**Limitations of Amortization Calculation**

Unfortunately, amortization is not a foolproof way of calculating your overall debt. There are a couple of ways in which you can run into problems. First, amortization only calculates the total amount you’ll pay at the end of the loan. It doesn’t take into account any prepayments you make along the way, which will reduce the length of your loan and the overall amount that you’ll pay. This can be a good thing, but it’s important to keep in mind. If you expect that you’ll make a lot of extra payments, you may want to adjust your original amortization calculation. Another potential issue is that amortization does not take into account any interest rate changes. If there is a change in the interest rate, your total amount owed will also change. Again, this is something you’ll want to take into account when doing amortization calculations.

**How to Use Amortization to Your Advantage**

– Prevention is the best cure: if you do a single amortization calculation for all your loans and credit cards, you’ll know exactly how much you need to pay each month and, more importantly, when you’ll be done paying off your debts. – Choose the right payment method: if you have a choice between fixed and variable interest rates, it’s generally better to go with the fixed interest rate. Fixed rates tend to be lower and more reliable, whereas variable rates can change if economic conditions change. – Make use of your prepayments: if you’re paying off debt, you’ll likely be making regular prepayments. In some cases, this can reduce the length of your loan by as much as 10%. For example, if you have a $100,000 mortgage at 4% interest and make a $10,000 prepayment one year into your mortgage, you will have reduced the length of your mortgage from 30 years to 29 years.

**Summary**

Amortization is the process of paying off debt using a set schedule. It is used particularly in mortgages and loans, where the amount you need to repay each month is calculated based on the interest rate and the amount of the original loan. In other words, amortization is a means of paying off an amount of debt by making regular, fixed payments (monthly payments), where each payment is allocated towards both the principal and the interest. The amortization schedule will show how much is going towards the principal at any given time, as well as how much is going towards interest.
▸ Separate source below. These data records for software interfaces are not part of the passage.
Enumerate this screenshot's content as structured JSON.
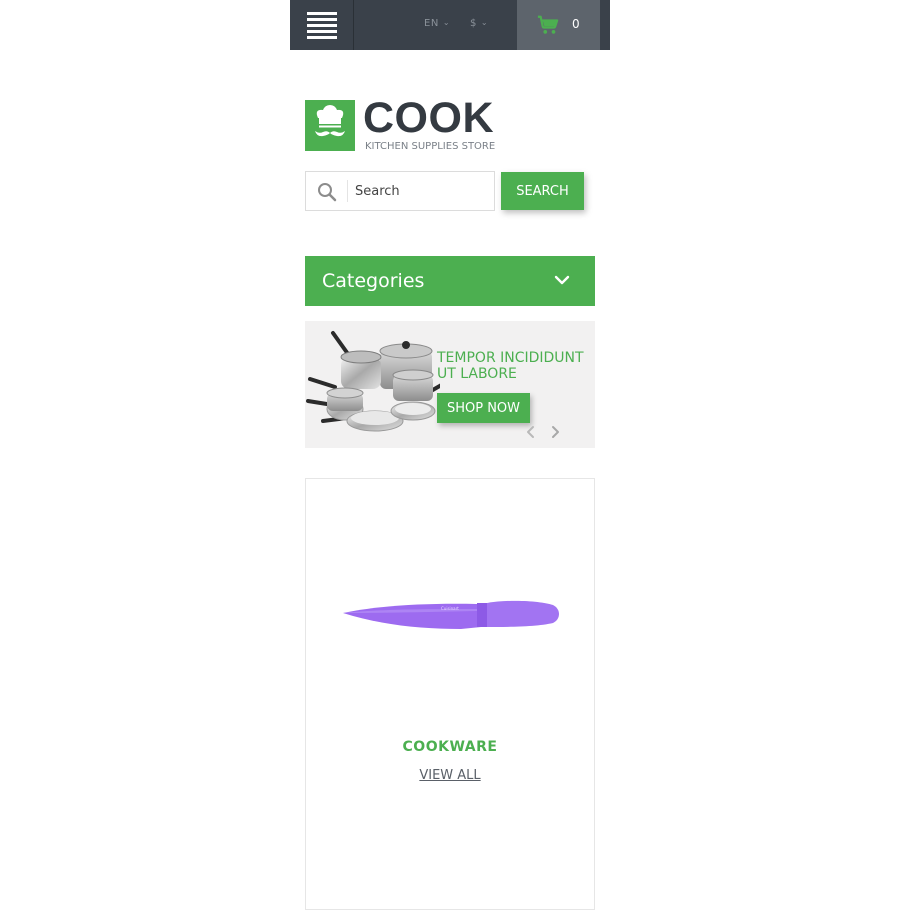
{
  "topbar": {
    "language": "EN",
    "currency": "$",
    "cart_count": "0"
  },
  "logo": {
    "title": "COOK",
    "subtitle": "KITCHEN SUPPLIES STORE"
  },
  "search": {
    "placeholder": "Search",
    "button_label": "SEARCH"
  },
  "categories": {
    "label": "Categories"
  },
  "banner": {
    "headline": "TEMPOR INCIDIDUNT UT LABORE",
    "button_label": "SHOP NOW"
  },
  "card": {
    "title": "COOKWARE",
    "link_label": "VIEW ALL"
  },
  "colors": {
    "accent": "#4caf50",
    "topbar": "#3a414a",
    "cart_bg": "#5d646c",
    "knife": "#9d6bf0"
  },
  "icons": [
    "menu-icon",
    "chevron-down-icon",
    "cart-icon",
    "chef-logo-icon",
    "search-icon",
    "arrow-left-icon",
    "arrow-right-icon"
  ]
}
Amortization can be calculated for a single loan or for multiple loans. If you have more than one loan, you can use the amortization schedule to identify which loan has the highest interest rate, and thus which one you should pay off first. There are a couple of ways in which you can run into problems when using amortization to calculate your overall debt. First, amortization only calculates the total amount you’ll pay at the end of the loan. It doesn’t take into account any prepayments you make along the way, which will reduce the length of your loan and the overall amount that you’ll pay. This can be a good thing, but it’s important to keep in mind. If you expect that you will make a lot of extra payments, you may want to adjust your original amortization calculation. Another potential issue is that amortization calculations do not take into account any interest rate changes. If there is a change in the interest rate, your total amount owed will also change. Again, this is something you’ll want to take into account when doing amortization calculations.